— Exercise objective —
An exact copy of the entries below is the expected answer.

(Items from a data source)
##########
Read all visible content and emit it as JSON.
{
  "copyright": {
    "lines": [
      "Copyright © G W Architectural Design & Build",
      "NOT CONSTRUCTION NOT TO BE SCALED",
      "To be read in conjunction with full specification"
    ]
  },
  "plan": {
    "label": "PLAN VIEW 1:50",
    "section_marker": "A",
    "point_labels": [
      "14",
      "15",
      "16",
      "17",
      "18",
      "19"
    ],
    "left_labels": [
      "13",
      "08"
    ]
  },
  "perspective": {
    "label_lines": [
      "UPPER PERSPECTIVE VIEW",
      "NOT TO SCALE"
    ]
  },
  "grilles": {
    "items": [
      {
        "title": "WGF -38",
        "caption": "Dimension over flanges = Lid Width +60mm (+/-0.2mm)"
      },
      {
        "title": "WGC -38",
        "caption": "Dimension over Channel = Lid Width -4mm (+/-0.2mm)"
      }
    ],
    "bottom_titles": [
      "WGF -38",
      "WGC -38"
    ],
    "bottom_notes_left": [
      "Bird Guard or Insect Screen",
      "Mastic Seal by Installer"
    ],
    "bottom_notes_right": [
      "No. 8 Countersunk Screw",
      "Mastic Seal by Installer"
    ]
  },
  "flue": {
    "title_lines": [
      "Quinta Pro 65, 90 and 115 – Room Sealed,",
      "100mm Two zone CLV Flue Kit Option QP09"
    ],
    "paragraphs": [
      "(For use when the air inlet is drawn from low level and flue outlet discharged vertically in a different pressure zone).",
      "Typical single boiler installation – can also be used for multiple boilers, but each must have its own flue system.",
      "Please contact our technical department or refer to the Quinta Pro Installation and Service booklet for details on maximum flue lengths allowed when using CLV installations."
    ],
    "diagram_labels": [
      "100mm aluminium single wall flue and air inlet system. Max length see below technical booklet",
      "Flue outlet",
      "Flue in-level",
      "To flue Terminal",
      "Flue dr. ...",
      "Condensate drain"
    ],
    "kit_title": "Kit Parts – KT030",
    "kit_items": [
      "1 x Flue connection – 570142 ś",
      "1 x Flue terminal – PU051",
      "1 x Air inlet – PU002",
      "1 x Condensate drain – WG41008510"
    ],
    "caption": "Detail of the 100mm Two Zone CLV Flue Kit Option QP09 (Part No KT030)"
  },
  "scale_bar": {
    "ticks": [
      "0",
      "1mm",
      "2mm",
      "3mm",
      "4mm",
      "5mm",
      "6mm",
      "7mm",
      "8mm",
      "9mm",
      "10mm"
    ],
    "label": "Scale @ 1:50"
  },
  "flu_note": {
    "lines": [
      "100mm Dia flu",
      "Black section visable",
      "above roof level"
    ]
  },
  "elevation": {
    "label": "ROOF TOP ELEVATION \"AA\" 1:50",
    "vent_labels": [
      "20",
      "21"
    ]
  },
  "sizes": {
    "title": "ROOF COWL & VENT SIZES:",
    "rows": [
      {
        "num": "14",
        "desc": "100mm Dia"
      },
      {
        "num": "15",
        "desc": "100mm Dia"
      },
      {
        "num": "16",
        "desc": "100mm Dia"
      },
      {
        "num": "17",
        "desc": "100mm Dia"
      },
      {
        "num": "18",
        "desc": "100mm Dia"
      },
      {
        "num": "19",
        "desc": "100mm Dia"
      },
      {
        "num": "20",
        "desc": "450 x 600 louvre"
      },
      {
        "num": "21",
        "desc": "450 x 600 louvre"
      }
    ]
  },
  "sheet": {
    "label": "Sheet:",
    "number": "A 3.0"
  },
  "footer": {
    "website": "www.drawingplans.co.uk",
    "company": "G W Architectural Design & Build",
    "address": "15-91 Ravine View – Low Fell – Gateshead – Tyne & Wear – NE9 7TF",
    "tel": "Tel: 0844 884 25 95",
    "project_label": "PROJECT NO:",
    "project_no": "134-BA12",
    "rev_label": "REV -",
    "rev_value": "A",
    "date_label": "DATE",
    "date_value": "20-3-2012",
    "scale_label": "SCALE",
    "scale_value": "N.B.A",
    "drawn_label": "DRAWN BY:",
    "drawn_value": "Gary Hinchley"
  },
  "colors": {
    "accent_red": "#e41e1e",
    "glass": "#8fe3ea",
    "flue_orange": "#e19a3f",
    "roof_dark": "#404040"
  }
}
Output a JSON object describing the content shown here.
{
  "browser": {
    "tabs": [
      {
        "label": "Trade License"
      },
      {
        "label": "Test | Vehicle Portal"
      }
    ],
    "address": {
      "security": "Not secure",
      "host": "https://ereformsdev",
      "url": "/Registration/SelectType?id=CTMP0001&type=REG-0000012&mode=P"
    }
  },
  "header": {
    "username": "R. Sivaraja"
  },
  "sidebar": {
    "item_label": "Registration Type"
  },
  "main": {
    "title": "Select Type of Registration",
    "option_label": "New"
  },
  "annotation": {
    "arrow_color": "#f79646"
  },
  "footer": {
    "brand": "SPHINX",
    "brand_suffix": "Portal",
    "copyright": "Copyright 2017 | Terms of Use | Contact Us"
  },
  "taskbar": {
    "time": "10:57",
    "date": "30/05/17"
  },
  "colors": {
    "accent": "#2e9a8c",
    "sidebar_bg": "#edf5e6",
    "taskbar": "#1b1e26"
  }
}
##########
— Answer to this task —
Read all visible content and emit it as JSON.
{
  "copyright": {
    "lines": [
      "Copyright © G W Architectural Design & Build",
      "NOT CONSTRUCTION NOT TO BE SCALED",
      "To be read in conjunction with full specification"
    ]
  },
  "plan": {
    "label": "PLAN VIEW 1:50",
    "section_marker": "A",
    "point_labels": [
      "14",
      "15",
      "16",
      "17",
      "18",
      "19"
    ],
    "left_labels": [
      "13",
      "08"
    ]
  },
  "perspective": {
    "label_lines": [
      "UPPER PERSPECTIVE VIEW",
      "NOT TO SCALE"
    ]
  },
  "grilles": {
    "items": [
      {
        "title": "WGF -38",
        "caption": "Dimension over flanges = Lid Width +60mm (+/-0.2mm)"
      },
      {
        "title": "WGC -38",
        "caption": "Dimension over Channel = Lid Width -4mm (+/-0.2mm)"
      }
    ],
    "bottom_titles": [
      "WGF -38",
      "WGC -38"
    ],
    "bottom_notes_left": [
      "Bird Guard or Insect Screen",
      "Mastic Seal by Installer"
    ],
    "bottom_notes_right": [
      "No. 8 Countersunk Screw",
      "Mastic Seal by Installer"
    ]
  },
  "flue": {
    "title_lines": [
      "Quinta Pro 65, 90 and 115 – Room Sealed,",
      "100mm Two zone CLV Flue Kit Option QP09"
    ],
    "paragraphs": [
      "(For use when the air inlet is drawn from low level and flue outlet discharged vertically in a different pressure zone).",
      "Typical single boiler installation – can also be used for multiple boilers, but each must have its own flue system.",
      "Please contact our technical department or refer to the Quinta Pro Installation and Service booklet for details on maximum flue lengths allowed when using CLV installations."
    ],
    "diagram_labels": [
      "100mm aluminium single wall flue and air inlet system. Max length see below technical booklet",
      "Flue outlet",
      "Flue in-level",
      "To flue Terminal",
      "Flue dr. ...",
      "Condensate drain"
    ],
    "kit_title": "Kit Parts – KT030",
    "kit_items": [
      "1 x Flue connection – 570142 ś",
      "1 x Flue terminal – PU051",
      "1 x Air inlet – PU002",
      "1 x Condensate drain – WG41008510"
    ],
    "caption": "Detail of the 100mm Two Zone CLV Flue Kit Option QP09 (Part No KT030)"
  },
  "scale_bar": {
    "ticks": [
      "0",
      "1mm",
      "2mm",
      "3mm",
      "4mm",
      "5mm",
      "6mm",
      "7mm",
      "8mm",
      "9mm",
      "10mm"
    ],
    "label": "Scale @ 1:50"
  },
  "flu_note": {
    "lines": [
      "100mm Dia flu",
      "Black section visable",
      "above roof level"
    ]
  },
  "elevation": {
    "label": "ROOF TOP ELEVATION \"AA\" 1:50",
    "vent_labels": [
      "20",
      "21"
    ]
  },
  "sizes": {
    "title": "ROOF COWL & VENT SIZES:",
    "rows": [
      {
        "num": "14",
        "desc": "100mm Dia"
      },
      {
        "num": "15",
        "desc": "100mm Dia"
      },
      {
        "num": "16",
        "desc": "100mm Dia"
      },
      {
        "num": "17",
        "desc": "100mm Dia"
      },
      {
        "num": "18",
        "desc": "100mm Dia"
      },
      {
        "num": "19",
        "desc": "100mm Dia"
      },
      {
        "num": "20",
        "desc": "450 x 600 louvre"
      },
      {
        "num": "21",
        "desc": "450 x 600 louvre"
      }
    ]
  },
  "sheet": {
    "label": "Sheet:",
    "number": "A 3.0"
  },
  "footer": {
    "website": "www.drawingplans.co.uk",
    "company": "G W Architectural Design & Build",
    "address": "15-91 Ravine View – Low Fell – Gateshead – Tyne & Wear – NE9 7TF",
    "tel": "Tel: 0844 884 25 95",
    "project_label": "PROJECT NO:",
    "project_no": "134-BA12",
    "rev_label": "REV -",
    "rev_value": "A",
    "date_label": "DATE",
    "date_value": "20-3-2012",
    "scale_label": "SCALE",
    "scale_value": "N.B.A",
    "drawn_label": "DRAWN BY:",
    "drawn_value": "Gary Hinchley"
  },
  "colors": {
    "accent_red": "#e41e1e",
    "glass": "#8fe3ea",
    "flue_orange": "#e19a3f",
    "roof_dark": "#404040"
  }
}
Output a JSON object describing the content shown here.
{
  "browser": {
    "tabs": [
      {
        "label": "Trade License"
      },
      {
        "label": "Test | Vehicle Portal"
      }
    ],
    "address": {
      "security": "Not secure",
      "host": "https://ereformsdev",
      "url": "/Registration/SelectType?id=CTMP0001&type=REG-0000012&mode=P"
    }
  },
  "header": {
    "username": "R. Sivaraja"
  },
  "sidebar": {
    "item_label": "Registration Type"
  },
  "main": {
    "title": "Select Type of Registration",
    "option_label": "New"
  },
  "annotation": {
    "arrow_color": "#f79646"
  },
  "footer": {
    "brand": "SPHINX",
    "brand_suffix": "Portal",
    "copyright": "Copyright 2017 | Terms of Use | Contact Us"
  },
  "taskbar": {
    "time": "10:57",
    "date": "30/05/17"
  },
  "colors": {
    "accent": "#2e9a8c",
    "sidebar_bg": "#edf5e6",
    "taskbar": "#1b1e26"
  }
}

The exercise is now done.